I’ve had a lot of questions about homework lately. Hopefully I can clear up some things.
My first rule of teaching is: Parents are the student’s number 1 educator and I facilitate to serve student and parent needs. We were raised on the idea that more homework leads to higher achievement, but research shows that it’s just not true. So here’s the deal with homework:
English homework is sent home every Thursday. Students even have time to place it directly into their backpack. Homework is due the following Wednesday. Occasionally homework is place in mailboxes if “the day gets away.” This is rare. I try to do it early in the day.
English homework has been sent home consistently since October, excluding holidays.
Students were also given a laminated reading log to monitor their own progress in December. Students are asked to read for 20 minutes a day.
Please remind your child to write his or her name on his work. Credit is only given to homework that is turned in on time with a name.

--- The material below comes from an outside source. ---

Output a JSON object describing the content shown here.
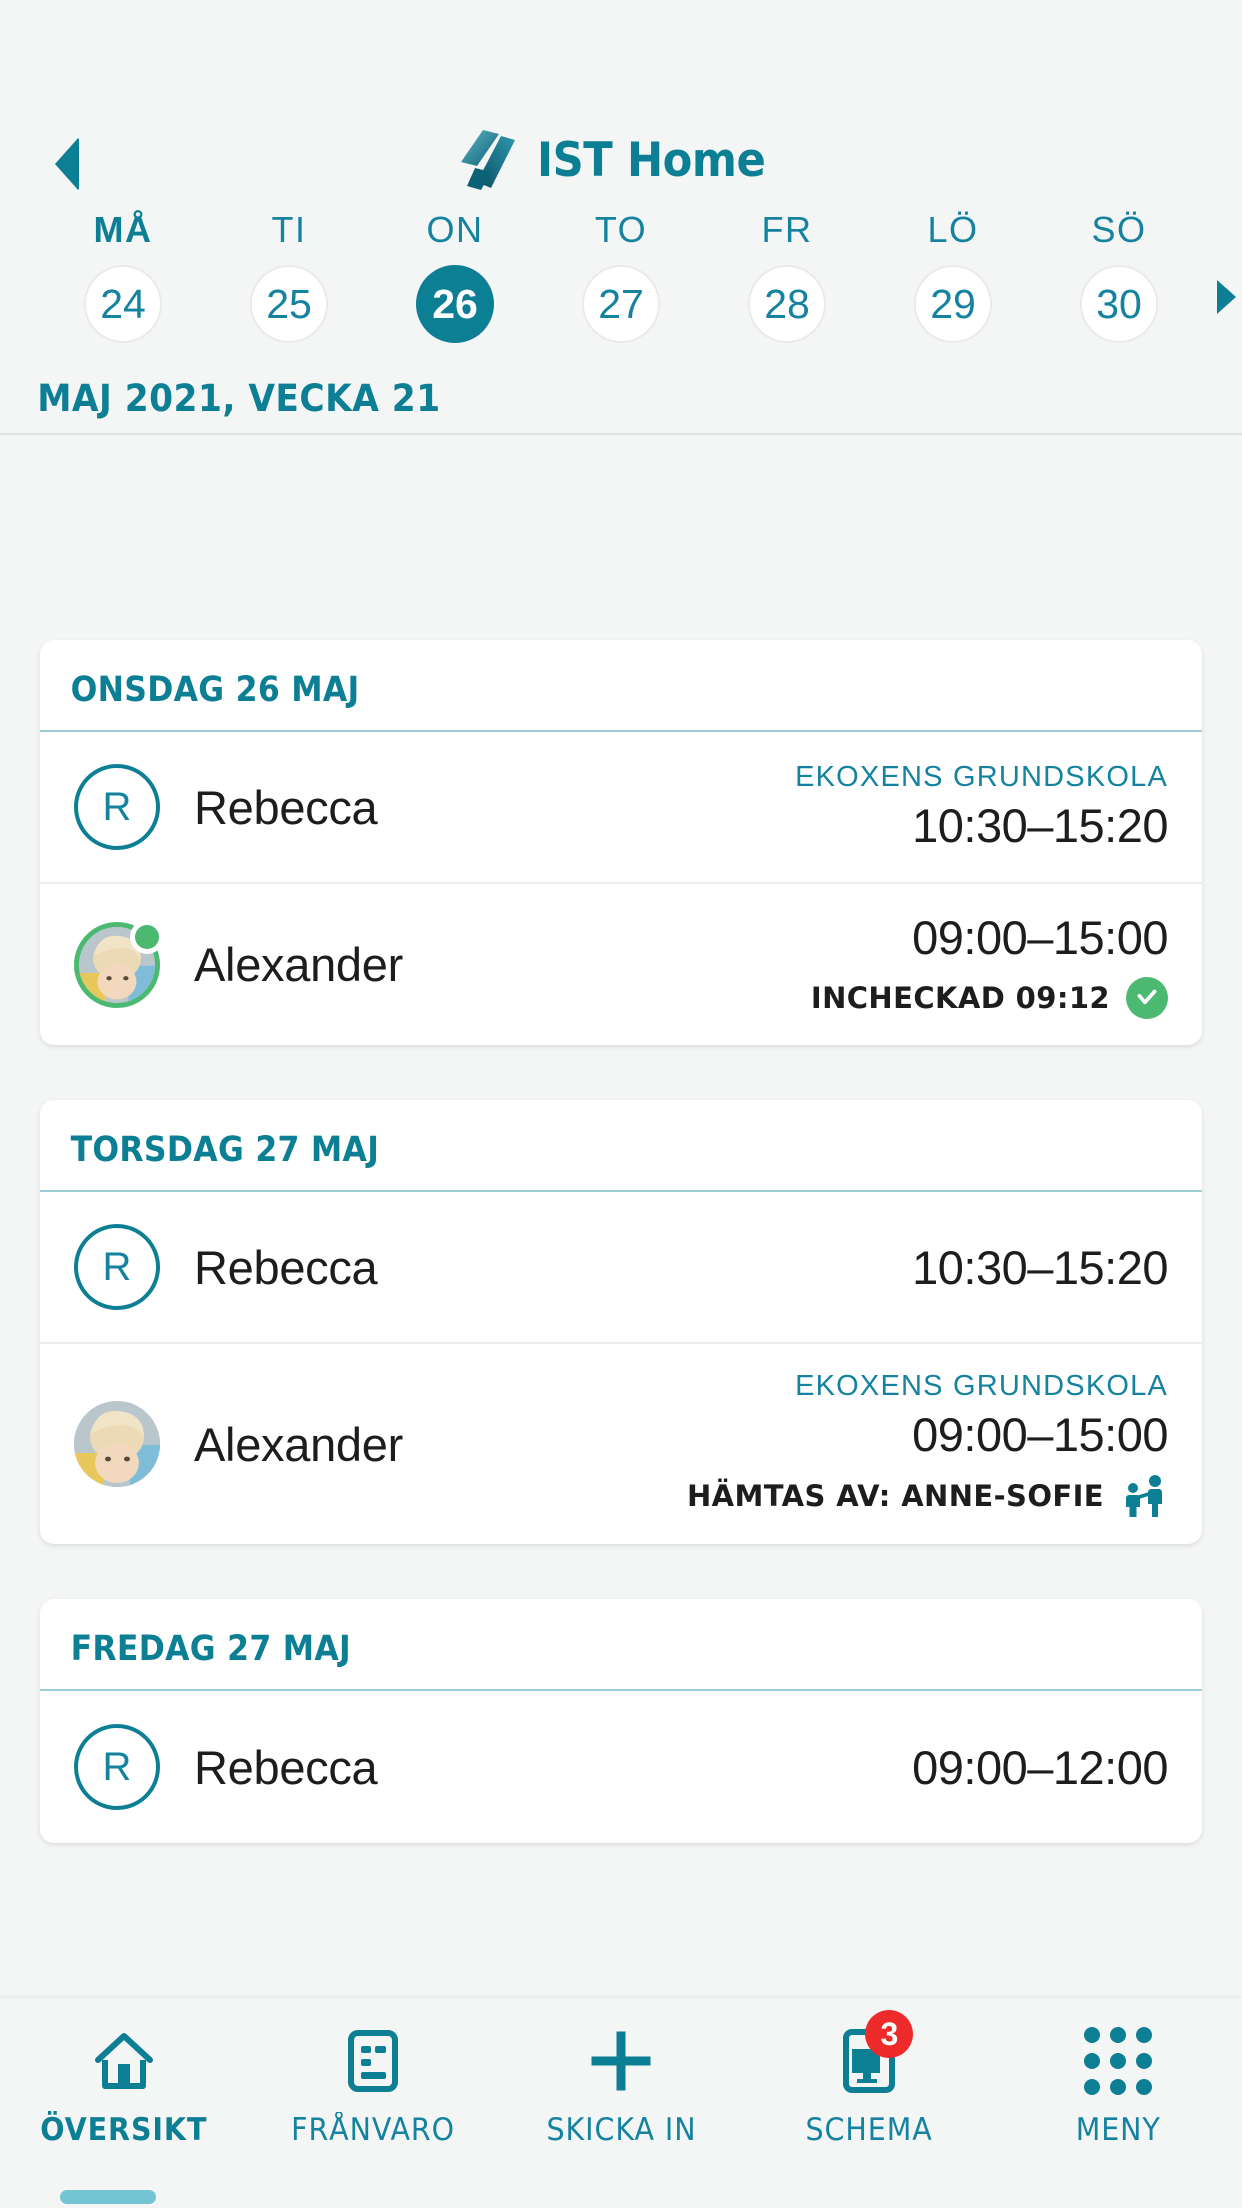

Research indicates that homework has little influence on student achievement. With our 45 minutes of planning/contract time (2:30 to 3:15) I prioritize class assignments over creating and checking homework. It’s there, it can be cool, lots of students like it, but it is ver low on my priorities because, well, class time is when I’m teaching and that’s where I need to my mind and energy.

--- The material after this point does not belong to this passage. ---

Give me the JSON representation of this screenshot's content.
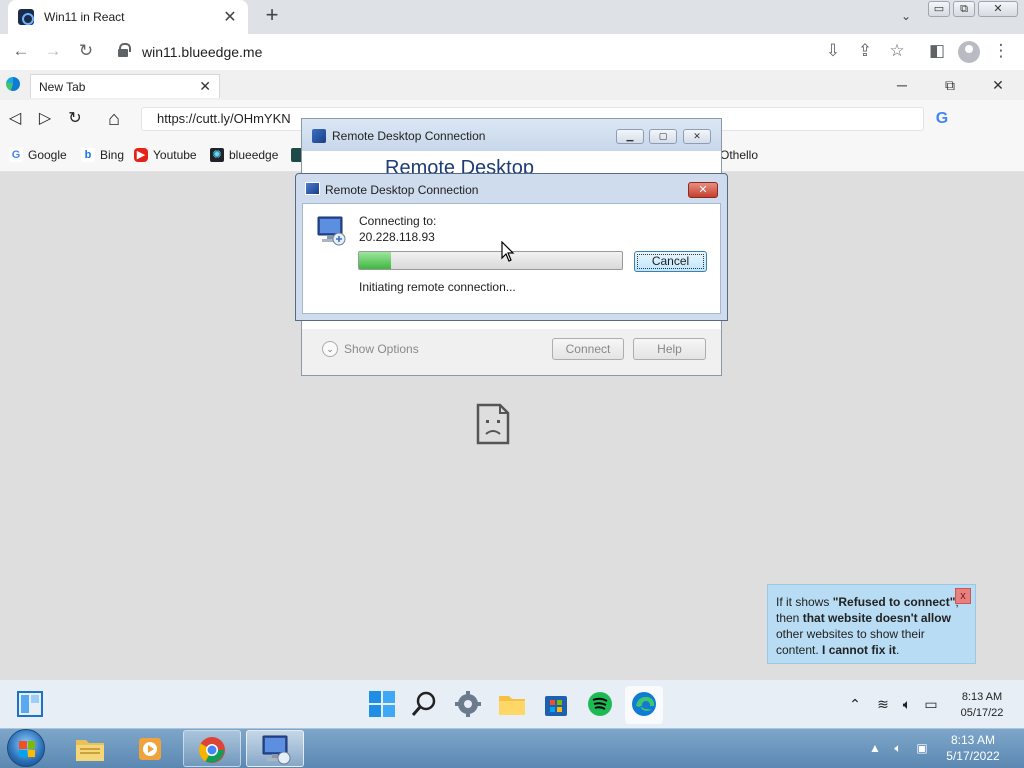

I believe homework is valuable, and it is part of the school’s mission statement, but enrichment (music, sports, art), reading, parent-child verbal interaction, and cooperative play are more important. Look to Scandinavia as evidence. Parents who talk and engage with their children seem to do the best in school, and it seems very obvious that Richmond students have lots of fun with their parents. (Remember some students really DO need additional tutoring or practice reading, and it is important that those children have that additional time since we do not have it in class nor have a reading class for students.)
After five years in second grade, this is why I’m not a stickler for homework at this age level. We have tried HEAVY loads of homework and we had the same results in achievement.
Upper grades will demand a lot with homework. You should prepare yourself for much more work in the upper grade levels. Right now, just practicing getting something in on a deadline is probably the most valuable piece of English homework. More practice never hurts, either.
English homework is supplemental to the rich life you lead, but life itself and authentic learning experiences (an instrument, building a table or computer, drama class) are more valuable. There is nothing I can provide that you (teacher and parent) that you cannot do better. Let me add that I learned more about being an educator from being a student in ballet class than I ever learned in graduate school. Last year I began talking film classes and again, that enrichment has helped me teach writing. I think playing in bands for 20 years has helped me understand how to work closely with three other teachers. None of these things had anything to do with the homework I was assigned in school, that I did out of compliance rather than scholarship.
Try to do assigned homework. Don’t stress about it. Make sure you know what your child is reading and talking about what they are reading. That’s what will really help them.
ALWAYS do your Japanese homework!
We are moving quick in class in a good way!